Old? We need your wisdom.

This is a world where acceptance is not just practiced, but expected.

This world of pageantry is the world John Lennon spoke about. It's about people living for the day and living life in peace. When these kids leave their pageantry experience they have learned so much more than music. They have learned what "community" should look like and act like. It is a group of people working toward one goal, struggling together day to day and not leaving anyone behind. To me, there is no question as to why so many of us have stuck around for so long. Many of us have stated that we would rather be on the field or in the gym isolated from the real world, because our world of pageantry is where our souls feel most at home. It's safe and it's the community that we long to see.

Kids all over the country will enter this world of pageantry for the first time in the next few weeks. The doors of life are about to open. Let's make sure to support them and teach them well. Let's reach out to our community and teach those who don't know what it is all about so they see more than just a halftime show. Let us seek to support the families who can't afford the opportunity to participate. Let's strive to educate. We can do more than win band contests. We can change the world.
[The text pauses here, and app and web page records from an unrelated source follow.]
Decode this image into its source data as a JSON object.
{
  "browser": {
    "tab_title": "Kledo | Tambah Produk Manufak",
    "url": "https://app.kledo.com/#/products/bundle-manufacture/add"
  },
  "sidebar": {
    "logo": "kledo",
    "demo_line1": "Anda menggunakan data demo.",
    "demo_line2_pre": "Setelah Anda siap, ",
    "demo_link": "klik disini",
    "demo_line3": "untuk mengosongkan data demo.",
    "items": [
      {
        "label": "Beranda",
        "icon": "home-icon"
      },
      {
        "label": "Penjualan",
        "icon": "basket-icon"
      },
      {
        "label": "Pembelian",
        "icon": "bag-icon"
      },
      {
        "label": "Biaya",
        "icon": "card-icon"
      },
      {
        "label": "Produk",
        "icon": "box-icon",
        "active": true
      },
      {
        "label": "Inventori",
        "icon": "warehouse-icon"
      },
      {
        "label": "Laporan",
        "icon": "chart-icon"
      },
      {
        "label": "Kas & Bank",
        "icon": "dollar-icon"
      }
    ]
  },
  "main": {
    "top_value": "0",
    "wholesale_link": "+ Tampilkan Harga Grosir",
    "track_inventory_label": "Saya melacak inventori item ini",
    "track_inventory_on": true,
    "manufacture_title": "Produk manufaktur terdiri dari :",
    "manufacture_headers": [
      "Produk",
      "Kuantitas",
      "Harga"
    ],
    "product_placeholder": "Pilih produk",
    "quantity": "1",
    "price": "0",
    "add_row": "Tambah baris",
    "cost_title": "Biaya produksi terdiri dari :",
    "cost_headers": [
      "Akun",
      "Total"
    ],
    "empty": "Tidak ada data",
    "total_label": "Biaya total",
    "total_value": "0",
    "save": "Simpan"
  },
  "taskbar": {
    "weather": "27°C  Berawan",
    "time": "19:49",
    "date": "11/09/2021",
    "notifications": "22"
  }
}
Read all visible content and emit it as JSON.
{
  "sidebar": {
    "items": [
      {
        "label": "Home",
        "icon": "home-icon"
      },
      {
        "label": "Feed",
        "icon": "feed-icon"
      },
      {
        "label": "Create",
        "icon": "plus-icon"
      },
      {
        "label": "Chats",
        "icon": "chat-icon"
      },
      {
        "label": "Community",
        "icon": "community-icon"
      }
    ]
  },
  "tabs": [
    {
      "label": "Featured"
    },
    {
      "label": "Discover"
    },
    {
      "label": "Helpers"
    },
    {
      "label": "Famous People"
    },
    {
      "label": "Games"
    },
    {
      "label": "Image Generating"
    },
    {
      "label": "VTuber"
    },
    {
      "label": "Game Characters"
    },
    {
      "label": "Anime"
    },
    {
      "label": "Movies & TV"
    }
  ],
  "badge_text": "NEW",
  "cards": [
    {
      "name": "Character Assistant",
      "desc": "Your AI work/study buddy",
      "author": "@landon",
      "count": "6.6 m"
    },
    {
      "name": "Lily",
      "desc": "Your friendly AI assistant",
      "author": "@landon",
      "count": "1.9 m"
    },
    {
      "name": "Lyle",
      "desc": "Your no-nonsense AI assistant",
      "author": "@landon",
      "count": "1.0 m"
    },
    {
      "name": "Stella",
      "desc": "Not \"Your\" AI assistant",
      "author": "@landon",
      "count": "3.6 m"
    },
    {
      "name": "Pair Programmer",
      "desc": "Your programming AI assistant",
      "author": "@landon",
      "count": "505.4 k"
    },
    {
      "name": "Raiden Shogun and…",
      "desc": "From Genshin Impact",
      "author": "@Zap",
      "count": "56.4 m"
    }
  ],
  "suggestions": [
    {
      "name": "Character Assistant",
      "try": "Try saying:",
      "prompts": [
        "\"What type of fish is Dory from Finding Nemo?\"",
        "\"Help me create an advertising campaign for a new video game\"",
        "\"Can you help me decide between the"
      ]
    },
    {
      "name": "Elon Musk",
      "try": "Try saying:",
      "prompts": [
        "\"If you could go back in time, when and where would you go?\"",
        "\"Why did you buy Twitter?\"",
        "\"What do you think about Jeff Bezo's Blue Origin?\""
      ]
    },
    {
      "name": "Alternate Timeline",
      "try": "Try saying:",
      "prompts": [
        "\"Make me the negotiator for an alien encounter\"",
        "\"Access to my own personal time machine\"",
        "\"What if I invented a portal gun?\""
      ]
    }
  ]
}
As we start a new marching band season I encourage all of you reading this to give back to your community. Sponsor a kid. Pay their dues or a partial amount of their dues. Buy the local marching band a set of flags. Buy some drum sticks. Offer to pay for one sabre or the repair fees on one instrument. If nothing else, go to a show and cheer. Buy concessions.  Support the kids and support their passion. A donation that is specific in nature lets the music program you are donating to know how important your gift is and allows the kids to see how your kind gift was used for them.  Let's give back to them everything that was given to us and re-vision our community.
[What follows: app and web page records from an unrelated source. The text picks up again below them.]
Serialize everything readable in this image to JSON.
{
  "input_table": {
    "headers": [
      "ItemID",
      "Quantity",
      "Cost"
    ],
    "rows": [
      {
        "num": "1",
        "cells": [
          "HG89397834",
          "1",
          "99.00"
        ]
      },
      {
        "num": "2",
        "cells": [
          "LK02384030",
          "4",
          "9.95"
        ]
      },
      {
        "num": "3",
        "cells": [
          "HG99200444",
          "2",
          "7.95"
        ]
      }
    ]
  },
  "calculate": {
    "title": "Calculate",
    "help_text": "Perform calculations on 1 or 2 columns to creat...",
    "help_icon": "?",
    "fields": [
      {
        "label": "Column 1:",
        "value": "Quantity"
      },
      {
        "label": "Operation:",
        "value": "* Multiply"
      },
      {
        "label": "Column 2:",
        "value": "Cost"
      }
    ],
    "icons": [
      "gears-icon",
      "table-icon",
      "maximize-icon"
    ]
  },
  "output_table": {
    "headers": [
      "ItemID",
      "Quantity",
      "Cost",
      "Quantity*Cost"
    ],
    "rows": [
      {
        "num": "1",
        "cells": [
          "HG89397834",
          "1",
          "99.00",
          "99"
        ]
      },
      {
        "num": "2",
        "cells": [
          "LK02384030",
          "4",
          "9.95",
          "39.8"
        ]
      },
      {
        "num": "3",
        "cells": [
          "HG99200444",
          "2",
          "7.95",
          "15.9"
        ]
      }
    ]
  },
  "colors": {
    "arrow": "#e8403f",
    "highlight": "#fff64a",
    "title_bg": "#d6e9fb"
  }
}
  1. Thank you so much for writing this. I have been out of high school for 8 years now and wish every summer that I could be back out there marching with my flag and rifle, being part of a bigger picture. <3

  2. Thank you, thank you, thank you for writing this. You have so eloquently expressed my feelings about marching band. I marched all through high school and college and miss that sense of community. I have been a supporter since then and still have friends made through music. What a great article!!!
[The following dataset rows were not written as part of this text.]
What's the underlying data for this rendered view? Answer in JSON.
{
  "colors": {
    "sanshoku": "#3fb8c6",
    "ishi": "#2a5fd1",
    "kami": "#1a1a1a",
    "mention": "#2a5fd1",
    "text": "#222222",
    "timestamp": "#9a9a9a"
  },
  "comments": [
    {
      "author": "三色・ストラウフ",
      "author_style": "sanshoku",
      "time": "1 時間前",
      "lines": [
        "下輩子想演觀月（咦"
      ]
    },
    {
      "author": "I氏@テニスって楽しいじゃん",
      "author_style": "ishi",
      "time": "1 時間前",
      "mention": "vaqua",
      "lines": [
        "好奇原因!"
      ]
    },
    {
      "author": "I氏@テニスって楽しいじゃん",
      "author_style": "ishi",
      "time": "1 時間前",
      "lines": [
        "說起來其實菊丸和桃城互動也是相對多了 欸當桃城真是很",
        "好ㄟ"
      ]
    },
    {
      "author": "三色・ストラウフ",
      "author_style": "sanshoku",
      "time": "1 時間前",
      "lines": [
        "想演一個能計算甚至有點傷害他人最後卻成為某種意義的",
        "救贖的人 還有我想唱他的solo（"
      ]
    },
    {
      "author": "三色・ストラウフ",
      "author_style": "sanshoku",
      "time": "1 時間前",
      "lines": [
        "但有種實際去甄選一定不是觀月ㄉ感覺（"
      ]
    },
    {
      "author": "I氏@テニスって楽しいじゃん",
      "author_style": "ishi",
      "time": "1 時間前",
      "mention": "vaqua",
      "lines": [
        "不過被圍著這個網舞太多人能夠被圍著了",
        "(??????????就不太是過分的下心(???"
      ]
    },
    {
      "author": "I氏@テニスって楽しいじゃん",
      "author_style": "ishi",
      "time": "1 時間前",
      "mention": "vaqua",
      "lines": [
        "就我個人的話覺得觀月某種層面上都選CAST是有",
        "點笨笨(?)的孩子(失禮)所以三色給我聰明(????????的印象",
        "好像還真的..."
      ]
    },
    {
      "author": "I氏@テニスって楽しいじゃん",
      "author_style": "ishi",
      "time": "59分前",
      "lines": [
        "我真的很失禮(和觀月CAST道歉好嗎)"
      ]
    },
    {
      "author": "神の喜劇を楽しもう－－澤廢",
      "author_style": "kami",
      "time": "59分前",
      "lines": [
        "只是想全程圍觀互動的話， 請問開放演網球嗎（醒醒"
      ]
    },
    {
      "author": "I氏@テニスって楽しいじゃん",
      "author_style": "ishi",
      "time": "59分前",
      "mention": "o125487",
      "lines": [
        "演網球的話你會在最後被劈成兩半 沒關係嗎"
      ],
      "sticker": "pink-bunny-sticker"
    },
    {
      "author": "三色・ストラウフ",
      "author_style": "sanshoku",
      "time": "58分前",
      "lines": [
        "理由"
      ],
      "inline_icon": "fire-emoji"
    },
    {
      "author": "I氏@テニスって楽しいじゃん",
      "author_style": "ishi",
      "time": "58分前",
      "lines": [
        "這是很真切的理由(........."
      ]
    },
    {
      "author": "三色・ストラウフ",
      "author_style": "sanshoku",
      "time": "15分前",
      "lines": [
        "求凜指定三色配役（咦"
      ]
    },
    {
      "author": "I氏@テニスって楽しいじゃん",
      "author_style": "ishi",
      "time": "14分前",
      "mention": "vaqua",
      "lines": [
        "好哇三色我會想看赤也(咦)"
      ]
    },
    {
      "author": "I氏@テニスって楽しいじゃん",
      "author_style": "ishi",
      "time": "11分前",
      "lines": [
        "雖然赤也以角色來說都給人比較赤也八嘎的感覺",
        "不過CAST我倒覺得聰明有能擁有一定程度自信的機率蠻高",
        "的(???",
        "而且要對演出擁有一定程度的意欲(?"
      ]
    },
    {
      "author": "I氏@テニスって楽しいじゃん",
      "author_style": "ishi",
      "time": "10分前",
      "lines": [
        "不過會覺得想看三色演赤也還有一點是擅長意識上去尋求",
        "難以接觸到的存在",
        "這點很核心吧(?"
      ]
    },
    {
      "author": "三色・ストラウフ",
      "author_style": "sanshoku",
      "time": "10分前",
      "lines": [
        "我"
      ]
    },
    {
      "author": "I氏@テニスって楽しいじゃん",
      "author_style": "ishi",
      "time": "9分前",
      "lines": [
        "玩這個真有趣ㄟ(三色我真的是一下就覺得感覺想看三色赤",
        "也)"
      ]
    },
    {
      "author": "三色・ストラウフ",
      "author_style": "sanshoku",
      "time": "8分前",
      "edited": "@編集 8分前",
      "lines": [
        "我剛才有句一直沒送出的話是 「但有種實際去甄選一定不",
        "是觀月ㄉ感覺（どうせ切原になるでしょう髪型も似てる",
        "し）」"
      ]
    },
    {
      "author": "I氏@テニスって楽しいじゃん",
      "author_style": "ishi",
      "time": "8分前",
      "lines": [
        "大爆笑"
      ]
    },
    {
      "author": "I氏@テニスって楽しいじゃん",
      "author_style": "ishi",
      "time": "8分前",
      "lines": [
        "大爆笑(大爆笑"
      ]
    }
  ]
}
  3. My children, athletes and cheerleaders, the ones who would have made Varsity as Freshmen, The ones who were three sport athletes in Middle School, choose marching band. I'm so glad they did.

  4. my daughter is in the color guard of the band. It takes talent to [play a instrument, twirl a flag, rifles, or sabre. It hurts my heart that school look at the marching band as second class to sports and cheerleading. Maybe the superintendent of the district and more of the faculty needs to come watch. Do they even know the long hours they put in to make their school proud. We as a parent pay taxes and the band cant even practice on the field in fear that it might get ruined.

  5. I was a marching band parent for 5 years. I believe that competitive marching band is one of the best, best activities for a high school student. Year after year, I loved meeting and getting to know the kids and seeing how they were transformed through participation in marching band. It is the full package, teaching young people a good work ethic, teamwork, how to volunteer, how to put others first, how to collectively work toward a goal, pride in achieving a great performance, grace in defeat and how to deal with the politics of a subjective situation, how to be tough and how to show you care. I wish that I had had this opportunity growing up. It is truly amazing!

  6. This is a great post except for one line. "They knew they would never make a sports team and they weren't cheerleader material." I know lots from my marching band days that had no interest in being a cheerleader. It wasn't even a consideration. And many played baseball in the spring or could've easily made the football team but CHOSE to be involved in band.


Thank you for your comment. To keep the integrity of the site, we monitor all comments. Comments will not be published if they are derogatory to any person or group or creates discourse that is unproductive to the conversation.